**RECORDS SUPPLIED:**
[Start of Attachment]
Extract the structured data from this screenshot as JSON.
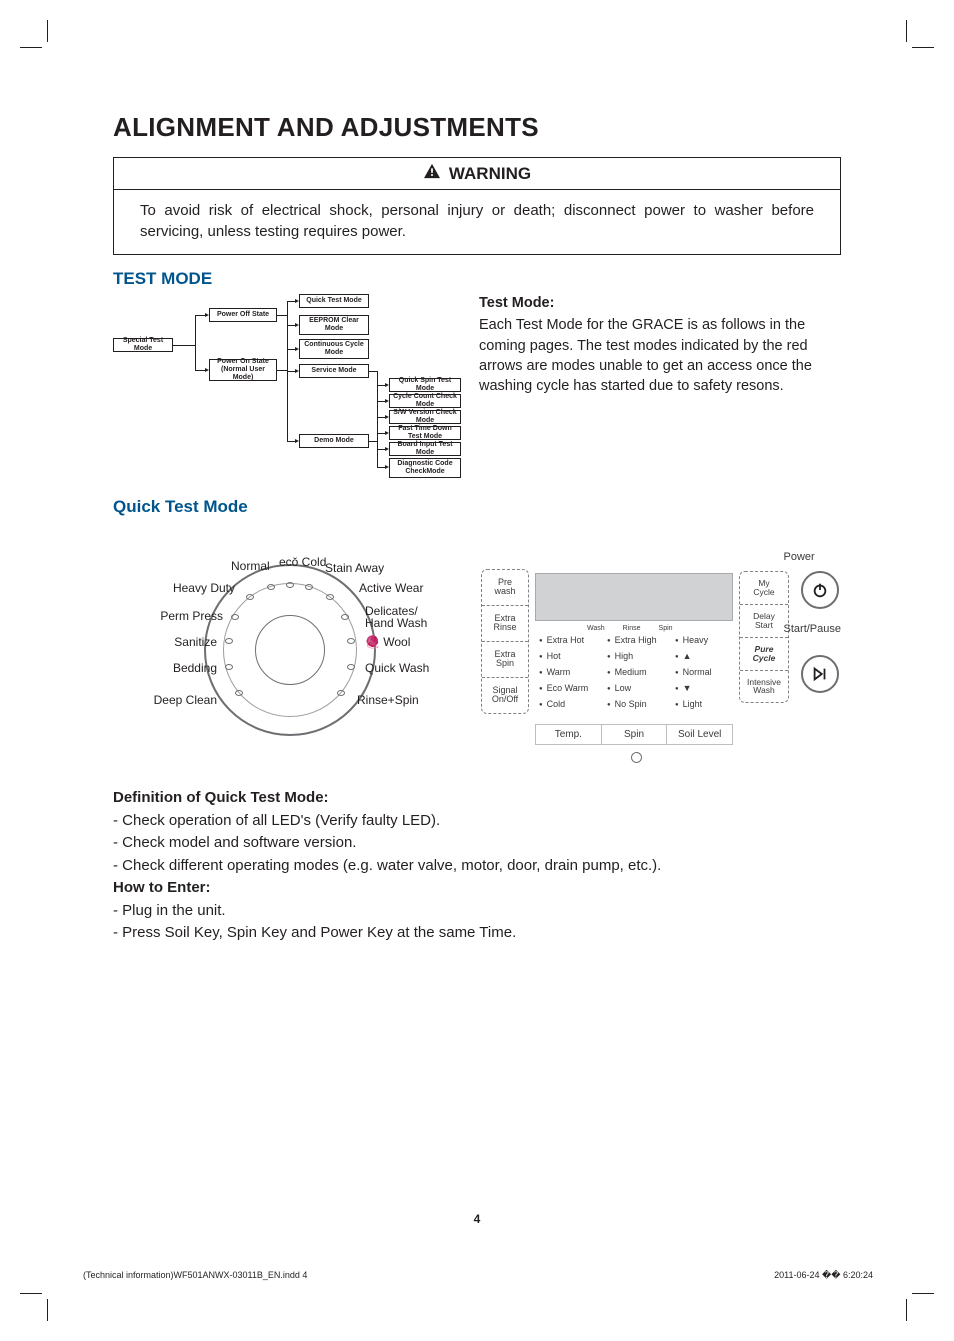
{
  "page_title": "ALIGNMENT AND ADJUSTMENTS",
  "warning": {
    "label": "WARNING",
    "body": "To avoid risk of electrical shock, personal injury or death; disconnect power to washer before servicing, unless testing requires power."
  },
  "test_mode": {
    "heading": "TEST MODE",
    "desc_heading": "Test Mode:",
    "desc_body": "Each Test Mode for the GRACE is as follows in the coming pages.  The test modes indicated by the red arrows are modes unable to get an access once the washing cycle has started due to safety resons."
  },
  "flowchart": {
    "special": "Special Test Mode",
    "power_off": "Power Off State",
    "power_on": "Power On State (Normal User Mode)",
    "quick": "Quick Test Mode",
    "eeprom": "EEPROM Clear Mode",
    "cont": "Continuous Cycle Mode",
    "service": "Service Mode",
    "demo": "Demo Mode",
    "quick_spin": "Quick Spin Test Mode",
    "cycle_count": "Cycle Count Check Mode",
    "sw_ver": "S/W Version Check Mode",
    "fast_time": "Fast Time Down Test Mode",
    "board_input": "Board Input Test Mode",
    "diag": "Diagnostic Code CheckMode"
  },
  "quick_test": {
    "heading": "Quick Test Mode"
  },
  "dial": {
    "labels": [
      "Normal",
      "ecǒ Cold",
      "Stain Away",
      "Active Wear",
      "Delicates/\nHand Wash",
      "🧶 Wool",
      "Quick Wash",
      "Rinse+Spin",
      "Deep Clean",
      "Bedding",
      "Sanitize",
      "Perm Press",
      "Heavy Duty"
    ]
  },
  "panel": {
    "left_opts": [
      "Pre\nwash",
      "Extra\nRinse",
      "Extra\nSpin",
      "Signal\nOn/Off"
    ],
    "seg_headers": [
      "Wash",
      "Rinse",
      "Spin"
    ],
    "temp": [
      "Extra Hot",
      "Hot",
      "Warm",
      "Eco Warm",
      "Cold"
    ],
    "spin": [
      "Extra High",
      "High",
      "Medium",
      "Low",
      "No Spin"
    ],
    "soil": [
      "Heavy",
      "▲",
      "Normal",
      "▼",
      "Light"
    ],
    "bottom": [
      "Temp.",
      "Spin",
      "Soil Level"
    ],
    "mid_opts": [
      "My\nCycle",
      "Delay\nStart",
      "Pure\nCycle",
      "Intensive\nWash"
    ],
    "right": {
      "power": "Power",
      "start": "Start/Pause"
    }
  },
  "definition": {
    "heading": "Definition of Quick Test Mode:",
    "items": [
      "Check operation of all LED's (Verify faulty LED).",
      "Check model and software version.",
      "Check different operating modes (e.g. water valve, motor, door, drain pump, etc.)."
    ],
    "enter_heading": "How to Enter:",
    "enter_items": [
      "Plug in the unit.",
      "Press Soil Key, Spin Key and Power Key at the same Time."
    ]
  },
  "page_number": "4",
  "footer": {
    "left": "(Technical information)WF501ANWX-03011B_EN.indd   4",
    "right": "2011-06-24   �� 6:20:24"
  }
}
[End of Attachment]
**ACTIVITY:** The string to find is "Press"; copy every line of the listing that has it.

**FINISHED EXERCISE:**
      "Perm Press",
      "Press Soil Key, Spin Key and Power Key at the same Time."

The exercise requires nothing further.